19. It recognises three classes of persons, and three only, as having an interest in and entitled to hold land for the purposes of the Act in the province of Oudh, viz., 'proprietor,' 'under-proprietor,' and 'tenant.' It defines a 'proprietor' thus: 'Proprietor' does not include an trader-proprietor. Where there are two private rights of property, one superior and the other subordinate, in the same land, 'proprietor' means the holder of the superior right only. (The importance of the words 'rights of property' cannot be overlooked in connection with the present dispute.)
20. An 'under-proprietor' is defined in the following words: Under-proprietor' moans any person possessing a heritable and transferable right of property in land, for which he is liable to pay rent.
21. And a 'tenant' is defined to mean any person, not being an under-proprietor, who is liable to pay rent.
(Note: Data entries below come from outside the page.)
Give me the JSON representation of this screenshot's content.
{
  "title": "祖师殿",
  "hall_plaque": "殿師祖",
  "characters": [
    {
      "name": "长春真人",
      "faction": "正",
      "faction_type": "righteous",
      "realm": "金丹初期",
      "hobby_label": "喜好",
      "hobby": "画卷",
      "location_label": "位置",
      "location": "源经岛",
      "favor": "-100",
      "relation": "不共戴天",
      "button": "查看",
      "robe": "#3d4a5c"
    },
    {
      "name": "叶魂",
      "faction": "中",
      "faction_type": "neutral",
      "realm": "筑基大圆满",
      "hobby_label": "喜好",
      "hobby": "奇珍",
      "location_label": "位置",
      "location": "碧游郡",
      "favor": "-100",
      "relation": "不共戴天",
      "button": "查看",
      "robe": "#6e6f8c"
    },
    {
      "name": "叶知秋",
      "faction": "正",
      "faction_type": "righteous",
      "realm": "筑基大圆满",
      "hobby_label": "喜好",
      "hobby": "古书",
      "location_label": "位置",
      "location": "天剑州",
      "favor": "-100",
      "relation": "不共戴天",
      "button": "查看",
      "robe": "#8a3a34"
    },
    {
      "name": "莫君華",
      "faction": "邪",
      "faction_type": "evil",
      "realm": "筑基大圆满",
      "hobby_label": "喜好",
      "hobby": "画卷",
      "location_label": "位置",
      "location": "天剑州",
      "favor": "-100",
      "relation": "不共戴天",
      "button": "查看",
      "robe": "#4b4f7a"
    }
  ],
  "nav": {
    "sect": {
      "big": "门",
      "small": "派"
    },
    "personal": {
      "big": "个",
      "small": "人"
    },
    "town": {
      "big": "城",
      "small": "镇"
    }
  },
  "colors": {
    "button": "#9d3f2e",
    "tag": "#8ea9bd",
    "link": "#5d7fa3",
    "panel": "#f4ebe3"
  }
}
22. That the Act does not recognise any other status except the three it defines is clear from Section 102, which gives the right to sue under its special provisions for the recovery of land from which the 'applicant' has been illegally dispossessed to 'landlord, under-proprietor, and tenant.' 'Tenants' are divided into two classes, viz., those with the right of occupancy and those without such right. Tenants with a right of occupancy have a 'heritable,' but not a 'transferable,' right, and all tenants are entitled to a lease and are liable to be ejected for default in the payment of rent, which they may resist on different grounds.
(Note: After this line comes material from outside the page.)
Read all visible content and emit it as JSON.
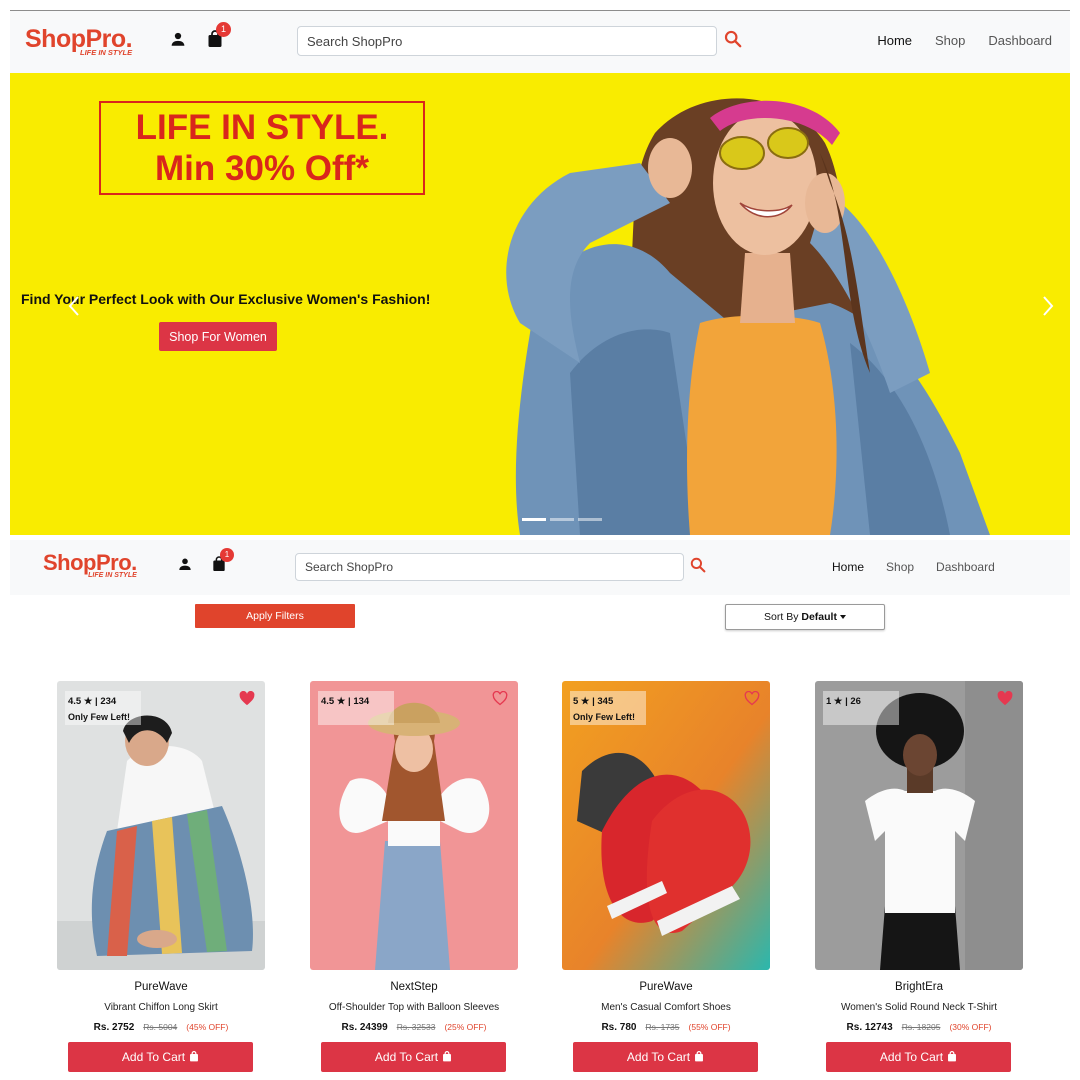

23. It is thus absolutely clear that the Act draws a sharp distinction between an 'under-proprietor' and a 'tenant.' And this was the law when Mr. Forbes made his 'decree' on the 14th June, 1869. The parties had come to a compromise and embodied the terms in a document which both had signed. Sheoamber had given to the plaintiff, in consideration of hij withdrawing his suits, then pending, for a half-share of the taluka, the 'under-proprietary right' in the village in question on a rent which was the exact amount of the revenue payable thereon to Government, and had expressly abandoned any right 'to take back or resume the property' so given. Nothing could be clearer than the intention of the parties expressed in this document,, that Sheoamber intended to give andthe plaintitt' intended to take the properties as 'under-proprietor.' When the matter went before the settlement officer, he, in an excess of caution, wanted to ascertain from Sheoambor whether the talukdar wished to convey to the plaintiff 'the right to transfer.' Sheoamber was sent for, but failed to attend ; and the plaintiff, to avoid further harass- ment, appears to have agreed to the passing of a decree without 'right of transfer.'' The settlement officer's order involves a contradiction in terms. He 'decrees' to the plaintiff the status of an 'under-proprietor,' and then adds the words 'without right of transfer,' which totally nullifies the previous declaration. He must have been aware of the law, and must have used the word 'under proprietor' in its statutory and, what is more, its ordinary sense, the sense in which the parties had, their Lordships have no doubt, used it in their deed of compromise. As the Commissioner in the suit under Section 52 observed, Mr. Forbes' decree 'created a tenure which is quite outside the Rent Act as it now stands.' More correctly, it created a tenure unknown to the law as it then stood.
24. A good deal of stress has been laid on the fact that the plaintiff agreed to a decree with those words added, showing that he himself gave up before the settlement officer his right to transfer. The plaintiff was declared to be an 'under-proprietor' in accordance with the terms of the compromise : the law attaches certain rights to that status; so long as he retains that status he remains clothed with those rights, and he cannot be divested of those rights unless and until he loses that status. Their Lordships are of opinion that the words 'without right of transfer' in Mr. Forbes' decree do not affect the rights of the plaintiff as under-proprietor; and that the decrees of the Courts in India are perfectly right. Their Lordships will accordingly humbly advise His Majesty that this appeal should be dismissed with costs.